what a cool truck. Great find, Paul…
Always have had a fascination with Macks, from seeing specially equipped flatcars carrying bare R, U, and DM cabs from Sheller-Globe in Norwalk Ohio going past my great aunt’s house in Lakewood on N&W freights to building several of the AMT 1/25 scale R Models and the incredible Ertl DM 1/25 scale dump truck kit as a young’en. Also, Cleveland Builder’s Supply had a large fleet of both models and could be seen everywhere in northeast Ohio. I greatly miss seeing real Macks these days… sigh.
In the close up pic of the AT shifter, it looks like another lever on the other side, right in-line with the word plow… i assumed it was a hydraulic control lever.
Thats only a 4wheeler truck so it was likely a snow plough in a previous life rather than a big load carrier
A nearby trucking company, Haukes, was a loyal Mack customer. Macks were assembled in the Netherlands, way into the sixties.
This is a Mack DM600 6×4 tractor with a semi-trailer to haul bricks. The rig has 6 axles, enough for the (legal) max. GVW of 50 metric tonnes. (about 110,000 lbs)
More historic pictures of Haukes’ trucks (Mack, Tatra, Volvo and others)
Interesting that the rear axle isn’t Mack’s top loader. With the drop down of the transfer case, it may have been impossible to manage the driveline angles.
I was for about two years a contractor for Mack in the late 90’s while they were still owned by Renault. The headquarters was still in Allentown, PA, and the one plant in Macungie PA (which is still operating) is the plant that filled all contracts for these “work trucks.” The plant in South Carolina made most of the over the road trucks. My favorite during one of my plant tours was the cab over, dual steering wheel, four wheel drive truck designed for NYC as a garbage / plow truck (if necessary.). Sorry, no pictures were taken at the time.
If you remember the Steven Segal flick “Fire Down Below”, a would-be assassin tries to take Segal out with a Mack DM 800.
Ah, good movie. Levon Helm, Kris Kristofferson and the great Steven Segal.
That truck is the Mack Truck of Mack Trucks.
It’s a little hard to see but I believe the white 4x that you posted at the top is an RM and not a DM. The set back axle is the biggest giveaway from what I can see. Also, the cab on the DM was not shared by the R model as the DM was an offset cab. But the RM cab was the same as the R model cab. Had that truck been a tandem axle it would have been an RMM.
The lowest spring leaves in the rear only extend from the front spring hanger to the axle and act as an axle-locating radius rod, not a real load carrying element. Also, many vehicles of that era used what are known as wedge-type air brakes, rather than the more common cam-type brakes. The wedge brake air diaphrams generally are mounted nearly at right angles to the brake mechanism, leading to their rather peculiar protruding appearance.

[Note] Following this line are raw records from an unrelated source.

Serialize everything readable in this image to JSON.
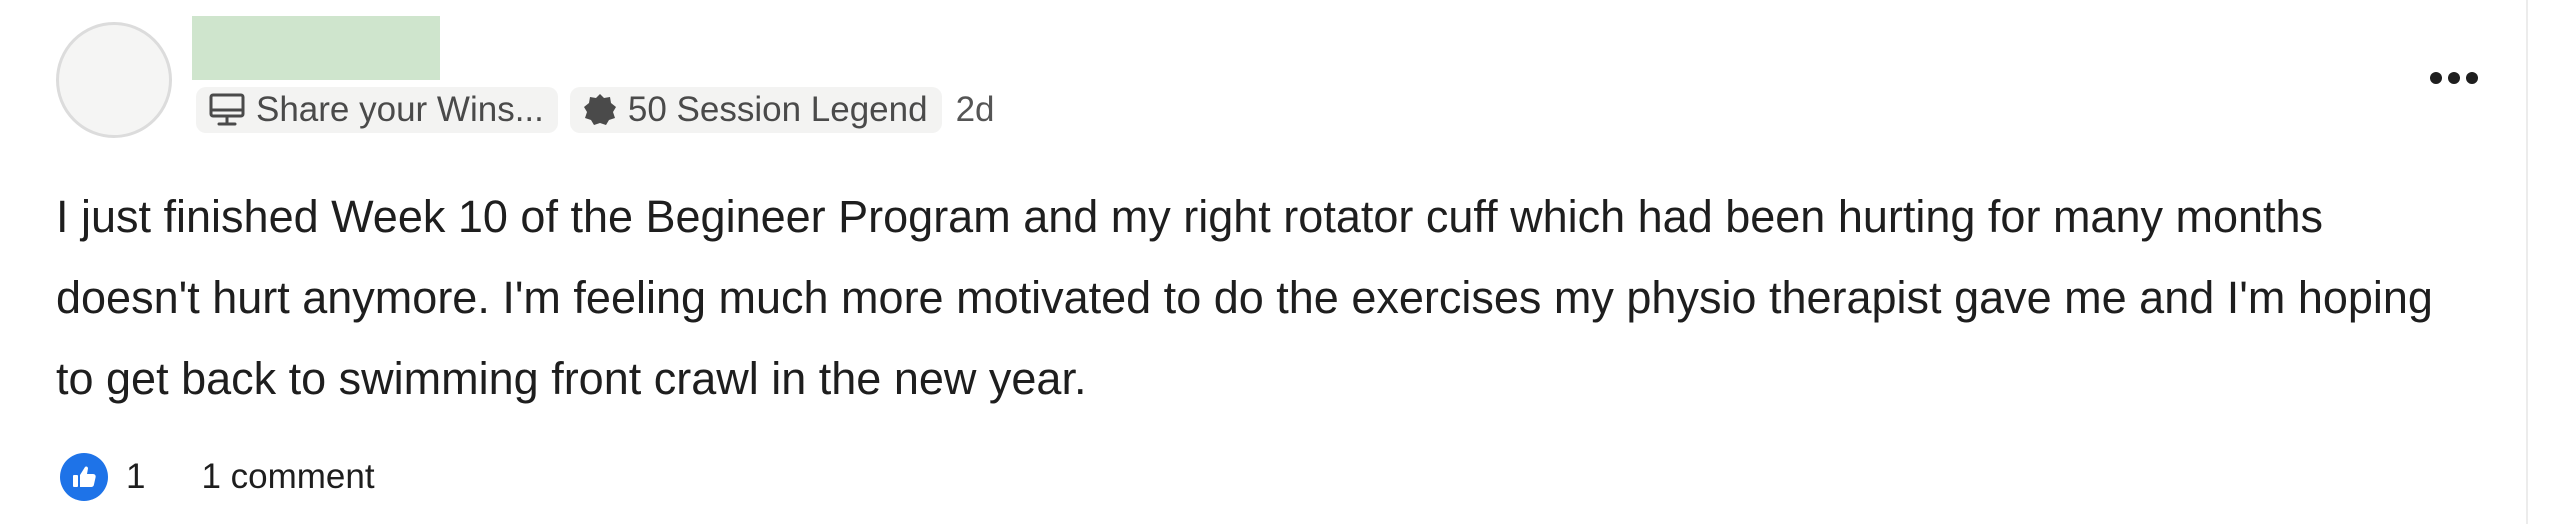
{
  "post": {
    "author_name": "",
    "category_chip": {
      "label": "Share your Wins...",
      "icon": "monitor-icon"
    },
    "badge_chip": {
      "label": "50 Session Legend",
      "icon": "badge-icon"
    },
    "timestamp": "2d",
    "body": "I just finished Week 10 of the Begineer Program and my right rotator cuff which had been hurting for many months doesn't hurt anymore. I'm feeling much more motivated to do the exercises my physio therapist gave me and I'm hoping to get back to swimming front crawl in the new year.",
    "likes": {
      "count": "1",
      "icon": "thumbs-up-icon"
    },
    "comments_label": "1 comment",
    "menu_icon": "more-horizontal-icon"
  },
  "colors": {
    "like_accent": "#1e73e8",
    "name_placeholder": "#cfe5cd",
    "chip_background": "#f3f3f2"
  }
}
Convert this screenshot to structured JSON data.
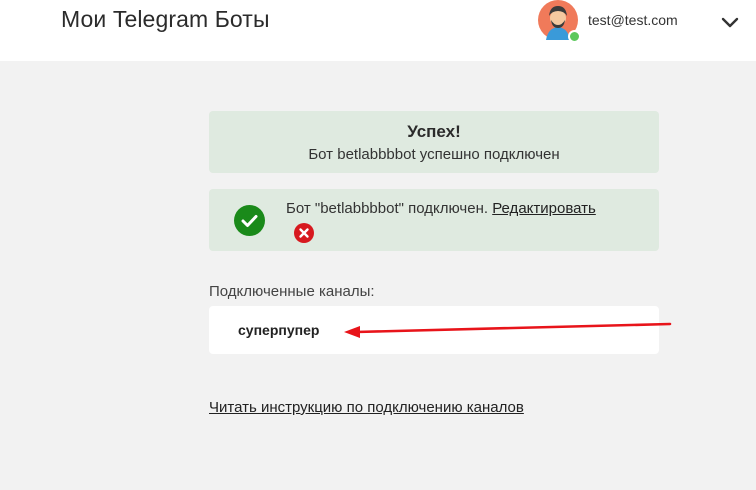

I came across this one, recently. Not AWD, but what the heck. The 8×4 dump truck was assembled by the Floor company, some 50 years ago. I don’t know if there were factory, tridem axle Macks with a liftable tag axle back then, or that this was an aftermarket conversion done by Floor. But I’m sure someone can tell.
Source and way more: https://magazine.bigtruck.nl/08-2020/mack-trucks-in-nederland/
All interesting information for an old truck salesperson. Thanks, gents. I was not on board with Curbside Classic in 2014 so I am happy to see this brought to the fore.
Would love to get that thing moving in 3rd and throw it in to 5th 0r 6th and floor it and feel the acceleration.